Novell has published this rather optimistic press release about an appointment in the company. Looking at the 8-K Form that is independent from PR, it appears as though one important
executive board member (thanks, Ian, for the correction) recently departed from the company, leaving a vacant position. This might be difficult to confirm, but in any event, changes at this level are a sign of weakness.
Send this to a friend
As promised, here is a collection of articles that discuss the GPLv3, including parts which need mending and parts which address the Novell/Microsoft deal.
Just How ‘Free’ Are Open Source Licensing Models?
Confusion and controversy about Open Source licensing did not start with current Free Software Foundation efforts to revise the GNU General Public License (GPL). Nor will emergence of an acceptable GPL V3 — or of a revised Lesser GPL or Affero GPL (thanks Dana Blankenhorn) — make OS licensing much less problematical for enterprise users. Concerns are both alleviated and complicated by a profusion of options that range from GPL’s communitarianism to the Common Public License’s collaborative focus to BSD’s laissez-faire liberality. The variety of schemes in use creates opportunity: witness, for instance, Apache’s magnificent munificence. But one must also take care to avoid bait-and-switch, pretend Open Source licenses that promise freedom in both common senses, liberty and price, but ultimately deliver neither.

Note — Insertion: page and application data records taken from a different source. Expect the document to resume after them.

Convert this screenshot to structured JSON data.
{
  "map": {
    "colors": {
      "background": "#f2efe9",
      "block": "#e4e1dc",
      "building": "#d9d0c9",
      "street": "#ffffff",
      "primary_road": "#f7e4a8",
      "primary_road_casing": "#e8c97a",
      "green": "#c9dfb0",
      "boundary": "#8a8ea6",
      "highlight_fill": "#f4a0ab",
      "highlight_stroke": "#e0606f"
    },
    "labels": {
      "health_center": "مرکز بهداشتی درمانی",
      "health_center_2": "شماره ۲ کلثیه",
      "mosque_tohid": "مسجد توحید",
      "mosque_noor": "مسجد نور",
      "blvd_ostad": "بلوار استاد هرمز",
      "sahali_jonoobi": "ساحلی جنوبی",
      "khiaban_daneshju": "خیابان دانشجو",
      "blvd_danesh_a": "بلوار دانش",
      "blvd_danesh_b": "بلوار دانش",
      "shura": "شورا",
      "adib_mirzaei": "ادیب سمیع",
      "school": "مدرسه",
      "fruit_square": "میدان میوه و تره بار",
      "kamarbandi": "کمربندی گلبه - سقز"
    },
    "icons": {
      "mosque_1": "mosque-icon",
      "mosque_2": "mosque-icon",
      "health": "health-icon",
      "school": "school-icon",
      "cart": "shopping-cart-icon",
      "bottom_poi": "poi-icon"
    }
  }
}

Update: Apache battles Sun over Java license
The Apache Software Foundation is in a dispute with Sun Microsystems over a license for the Java technology compatibility kit needed for the Apache Harmony project.

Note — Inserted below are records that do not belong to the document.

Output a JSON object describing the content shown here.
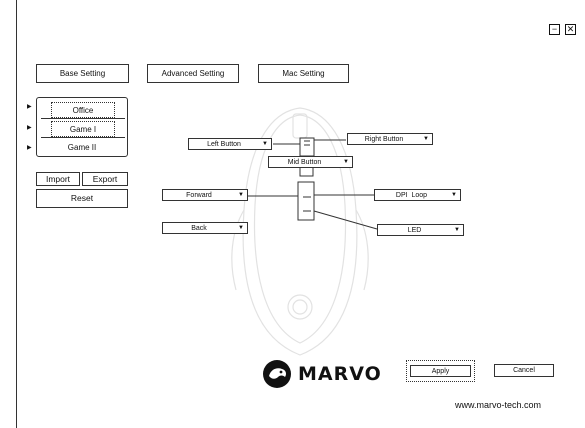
{
  "window": {
    "minimize_glyph": "−",
    "close_glyph": "✕"
  },
  "tabs": [
    {
      "label": "Base Setting"
    },
    {
      "label": "Advanced Setting"
    },
    {
      "label": "Mac Setting"
    }
  ],
  "profiles": {
    "items": [
      "Office",
      "Game I",
      "Game II"
    ],
    "selected": "Office"
  },
  "actions": {
    "import_label": "Import",
    "export_label": "Export",
    "reset_label": "Reset"
  },
  "mapping": {
    "left_button": "Left Button",
    "right_button": "Right Button",
    "mid_button": "Mid Button",
    "forward": "Forward",
    "dpi_loop": "DPI  Loop",
    "back": "Back",
    "led": "LED"
  },
  "footer": {
    "apply_label": "Apply",
    "cancel_label": "Cancel",
    "brand": "MARVO",
    "url": "www.marvo-tech.com"
  },
  "icons": [
    "minimize-icon",
    "close-icon",
    "dropdown-caret-icon",
    "profile-arrow-icon",
    "marvo-logo-icon"
  ]
}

GPL 3: Will Someone Lose, No Matter What?
On the other hand, however, The 451 Group’s Zachary suggested that perhaps Novell will be able to achieve binary compatibility with other Linux distros by working with industry organizations such as the Linux Foundation
“There are some opportunities to stay in sync, even in a fork,” according to the analyst.
GPLv3, Linux and GPLv2 Compatibility
Over time, more and more projects currently released under the GPL adopt the Linux license, because it is more legally precise and more comprehensible to the average developer than either the GPLv2 or GPLv3. Eventually, Linux distributions switch over to the Linux license, leaving only a small branch of GPLv3 (or v4 or v5) code to be downloaded separately (if the user chooses to do so).
Travel Back in Time With GPLv3
Update: the item “Survey: Open Source Developers Welcome GPL v3 Draft 3″ has just been published by ECT. We covered this OpenLogic survey before, but it’s worth repeating. The article does not contain a comprehensive summary, but the figures speak volumes.
Send this to a friend
Over a week ago, speculations arose with regard to software patents, followed by some clarifications. This issue is discussed further in the following short article, which is aptly titled “Microsoft: Never Really Helping Open source”.
Schafer says that Microsoft is never going to extend the patent protection on ClearType to all of the Linux community, and adds that he has lost all hopes, now “with all the anti-Novell/Microsoft clauses in the GPLv3 dealing with patent protection and the essential prohibition on it”. He opines that that FSF and GPL’s conviction to ideals may in fact stunt the growth of open source and Linux. The need is the two worlds to find a common ground so that the user does not suffer.
This sounds like criticism of the GPLv3. Schafer opines that there are better solutions to the problem which this deal introduced, but does the headline not contradict this? It is clear that the Novell/Microsoft deal had nothing whatsoever to do with helping Linux. It was about harming Linux as a whole. A few months ago, Microsoft’s CEO explicitly said that the deal was primarily about patents, not interoperability. Novell will continue to deny this, or even “agree to disagree”, but this neither changes the facts, nor can it change intent.
I will shortly post a collection of links which discuss licensing issues a little further. Hopefully, folks like Schafer will ultimately agree that there are no better choices and GPLv3 is actually a very good thing. Meanwhile –and only yesterday in fact — Rob Enderle who regularly shills for Microsoft, took their next punch at GPLv3. It’s just part of a long series of punches with a clearly malicious goal in mind, namely the spreading of disconfirmation. They try to create a bogus legal cloud, which will loom over GPLv3, scaring developers and lawyers alike. If you just follow the money, you will find that these attacks consistently come from Microsoft and its ilk, which unfortunately includes Novell now.
Send this to a friend